Riding the train beyond the tunnels of downtown, rumbling along in the semi-new carts and into the chain-linked isolation of north and east Edmonton, I sat numbed by the graffiti removal just east of 95 St. Where there was once a milieu of unsolicited creations lining the otherwise grey zone of industrialization, there now only exists more grey, in the form of patches outlining the former bursts of expression.

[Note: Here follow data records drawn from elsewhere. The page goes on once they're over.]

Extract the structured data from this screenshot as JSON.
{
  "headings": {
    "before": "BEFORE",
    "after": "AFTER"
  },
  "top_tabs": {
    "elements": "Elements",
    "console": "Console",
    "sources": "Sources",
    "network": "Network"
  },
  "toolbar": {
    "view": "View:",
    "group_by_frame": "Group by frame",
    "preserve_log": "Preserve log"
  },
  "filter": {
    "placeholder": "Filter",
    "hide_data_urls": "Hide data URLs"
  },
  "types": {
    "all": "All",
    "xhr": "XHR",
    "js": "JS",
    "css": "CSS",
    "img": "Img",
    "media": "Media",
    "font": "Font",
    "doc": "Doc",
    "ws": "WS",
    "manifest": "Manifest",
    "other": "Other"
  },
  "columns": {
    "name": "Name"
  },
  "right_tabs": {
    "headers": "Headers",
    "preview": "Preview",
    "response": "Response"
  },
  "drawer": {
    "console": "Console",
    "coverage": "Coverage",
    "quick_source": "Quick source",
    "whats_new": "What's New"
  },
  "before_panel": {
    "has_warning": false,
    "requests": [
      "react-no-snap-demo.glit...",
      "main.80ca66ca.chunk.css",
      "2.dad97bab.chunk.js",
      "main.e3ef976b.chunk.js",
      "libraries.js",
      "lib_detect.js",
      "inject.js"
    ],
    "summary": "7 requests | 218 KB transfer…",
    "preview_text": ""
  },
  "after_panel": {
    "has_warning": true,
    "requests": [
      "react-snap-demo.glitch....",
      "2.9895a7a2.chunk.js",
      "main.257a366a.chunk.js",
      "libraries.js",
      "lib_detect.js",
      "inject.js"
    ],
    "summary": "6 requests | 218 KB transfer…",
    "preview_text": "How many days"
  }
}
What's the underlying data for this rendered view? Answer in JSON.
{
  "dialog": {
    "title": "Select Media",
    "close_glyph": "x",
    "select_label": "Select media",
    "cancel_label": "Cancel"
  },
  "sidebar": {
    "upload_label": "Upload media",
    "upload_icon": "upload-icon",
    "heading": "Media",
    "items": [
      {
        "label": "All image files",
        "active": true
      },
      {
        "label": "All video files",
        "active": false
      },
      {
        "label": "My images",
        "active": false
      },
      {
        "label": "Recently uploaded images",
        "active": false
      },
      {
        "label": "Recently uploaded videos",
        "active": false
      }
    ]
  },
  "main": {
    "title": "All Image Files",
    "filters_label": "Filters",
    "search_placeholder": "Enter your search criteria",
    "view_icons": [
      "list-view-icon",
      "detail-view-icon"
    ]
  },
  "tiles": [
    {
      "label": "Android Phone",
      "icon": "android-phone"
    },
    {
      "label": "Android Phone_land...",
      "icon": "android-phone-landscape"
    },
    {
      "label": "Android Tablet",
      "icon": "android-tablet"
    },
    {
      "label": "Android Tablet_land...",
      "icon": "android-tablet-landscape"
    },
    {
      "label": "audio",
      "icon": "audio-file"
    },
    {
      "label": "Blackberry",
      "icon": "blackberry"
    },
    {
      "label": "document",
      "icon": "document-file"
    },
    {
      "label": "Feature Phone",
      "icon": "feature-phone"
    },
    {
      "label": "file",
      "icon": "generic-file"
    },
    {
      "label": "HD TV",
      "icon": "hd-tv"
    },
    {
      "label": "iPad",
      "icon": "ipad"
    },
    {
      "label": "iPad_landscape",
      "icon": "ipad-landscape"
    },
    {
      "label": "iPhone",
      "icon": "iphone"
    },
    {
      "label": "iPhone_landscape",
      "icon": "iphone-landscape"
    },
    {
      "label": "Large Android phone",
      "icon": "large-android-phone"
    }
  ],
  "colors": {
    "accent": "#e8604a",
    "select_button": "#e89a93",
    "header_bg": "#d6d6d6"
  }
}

If you saw this particular stretch of graffiti that resided there for seemingly as long as I can remember, you would remember that it was a mix of amateur works stretching between the nothingness of Stadium and Churchill. For the most part, the works were mediocre, being neither mind-blowing or base in articulation, but still there was something intrinsic in their quality; everytime you saw them amidst the emptiness, there was something deeply moving about the experience of encountering these works that situated you into an “Edmonton” experience.
Their removal is natural to the medium of graffiti, and on one hand the situation presents itself as a prime blank canvas. On the other hand, though, its targeted removal by a civic committee intentioned to replace all unsanctioned works with blotchy patchworks of muted blue-greys actually creates another type of Edmonton experience: the experience of isolation, or in terms of visual understanding, an isolating aesthetic.
Beyond the inherent issues of improving architectural standards and public art engagements, the city reinforces a visual solitude. Navigating through the city, the conditions isolate you into the solitary commuter: sand and grit dunes lining every meridian and sidewalk from Beverly to Lewis Estates creates less-than-desired treks; the horizon breaks up into hubs of big box stores along inhumane lanes of traffic; gravel lots extend from homogenous single storey abandoned buildings; the soulless walks through sidewalkless paths leading you to nowhere.
Erasing those marks left by the anonymous only perpetuates the disconnection that already permeates our dirty city streets. With each step we take to “clean up” this city’s image, we are removing those who have contributed to Edmonton’s identity, and in turn, the potential of ever forming a self identity and heritage.
As the Edmonton Heritage Council begins to form adjacent to the Edmonton Arts Council, a look back at The Art of Living Plan emphasizes that heritage “is the knowledge of the watersheds in human experience that provide the framework for how communities and individuals understand themselves.”
Heritage is a form of living history cultivated down into a collection and archive, but what boils down to inclusion and exclusion will inevitably shape our history and heritage. There are plans to open up a city museum, but will this museum feature an Edmonton that I remember? Through erasure, there leaves no possibility for remembrance and understanding, be it through the difference and expression of opinions. In starting fresh everytime, there is no momentum, no continuation, no follow through, leaving only the static representation of the present. This in many ways may be our identity, partaking in an ongoing amnesia of not just the past but our past mistakes in believing that it’s easier, cheaper and better to start all over again. Staying on this path, there will never be anything more than this self-effacing cycle of denial, which looking back and looking ahead, leads again to a state of isolation.
*First published in Vue Weekly, February 19 - 25, 2009